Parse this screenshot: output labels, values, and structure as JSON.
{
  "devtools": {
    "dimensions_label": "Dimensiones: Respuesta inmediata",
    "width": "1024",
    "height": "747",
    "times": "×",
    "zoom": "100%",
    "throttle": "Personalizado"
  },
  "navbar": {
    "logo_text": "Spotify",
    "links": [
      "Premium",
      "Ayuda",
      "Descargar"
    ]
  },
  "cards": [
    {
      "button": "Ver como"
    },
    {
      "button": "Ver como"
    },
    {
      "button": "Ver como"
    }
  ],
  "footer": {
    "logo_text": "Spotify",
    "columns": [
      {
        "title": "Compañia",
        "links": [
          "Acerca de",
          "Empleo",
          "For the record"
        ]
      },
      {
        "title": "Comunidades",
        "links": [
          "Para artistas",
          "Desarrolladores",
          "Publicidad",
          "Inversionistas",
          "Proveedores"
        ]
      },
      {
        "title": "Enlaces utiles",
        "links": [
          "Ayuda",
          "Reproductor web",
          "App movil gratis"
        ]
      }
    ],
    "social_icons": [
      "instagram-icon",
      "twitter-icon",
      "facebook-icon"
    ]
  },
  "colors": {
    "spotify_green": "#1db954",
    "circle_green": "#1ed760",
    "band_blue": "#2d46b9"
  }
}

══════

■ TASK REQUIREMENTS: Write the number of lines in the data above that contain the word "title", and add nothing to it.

■ PROBLEM SOLUTION: 3